fake news, news, fake news study, fake news research

 

 


 

Right before the 2016 election, Aviv Ovadya tried to warn us that something was very wrong with information on the internet. Now he's trying again, and this time what he sees coming is worse.

 

The MIT-educated engineer went on a crusade in mid-2016 to alert tech companies that the information universe they'd developed — one that rewarded click-based revenue over information accuracy and quality — was artificially weighted toward disinformation and propaganda, and there was going to be hell to pay. He circulated a presentation called "Infocalypse," which was largely ignored.

 

Ovadya was right, we know now, and the extent of his clairvoyance is still unfolding — most recently this week, with the revelations that Facebook enabled Cambridge Analytica to collect the personal data of 50 million users without their knowledge and use it to manipulate the 2016 election by spreading pro-Trump, anti-Clinton propaganda.

 

What does Aviv Ovadya think is coming next?

Now Ovadya has a projection about the next era of fake news, which will be supercharged by artificial intelligence. "We are so screwed it's beyond what most of us can imagine," he told BuzzFeed News. "We were utterly screwed a year and a half ago, and we're even more screwed now. And depending how far you look into the future, it just gets worse." 

 

Technology soon will be able to make it "appear as if anything has happened, regardless of whether or not it did,” he says. Tools to manipulate video and audio already exist: People already use computer algorithms to digitally superimpose celebrities' heads on porn stars. Soon, they'll be able to edit video to sync a speaker's lips to words they never actually said. Technologists at the University of Washington recently demonstrated this with an edited reel of world leaders doing just that.

 

Ovadya told BuzzFeed that soon "fake news" will look positively low-tech, soon supplanted by more terrifying buzzwords: "Diplomacy manipulation," in which someone uses technology to convince others that a geopolitical event occurred that really didn't; and "polity simulation," in which bots are used to create entire grassroots campaigns that are fake, which can influence politicians to act. (That's already happened: Earlier this year, bots flooded the FCC comment system on net neutrality with fake comments using the identities of people who are dead.)

Ultimately, when people discover that it's impossible to determine what is real and what is fake, they develop "reality apathy" — and just give up.

Is there anything we can do?

So what to do? Start thinking like a malicious digital actor, and encourage lawmakers to do the same. "I’m from the free and open source culture — the goal isn't to stop technology but ensure we're in an equilibria that's positive for people.

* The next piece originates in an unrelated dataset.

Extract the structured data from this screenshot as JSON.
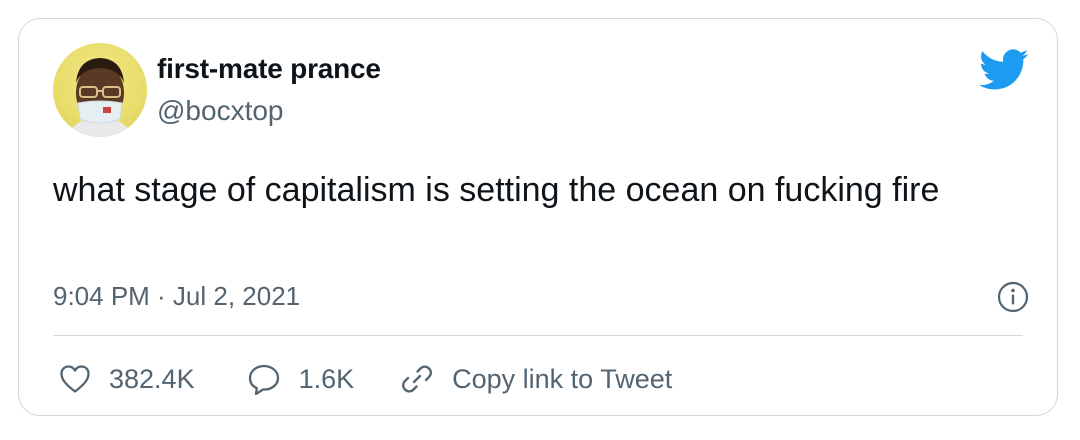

So I'm not just shouting 'this is going to happen,' but instead saying, 'consider it seriously, examine the implications," Ovadya told BuzzFeed News. "The thing I say is, 'trust that this isn't not going to happen.'"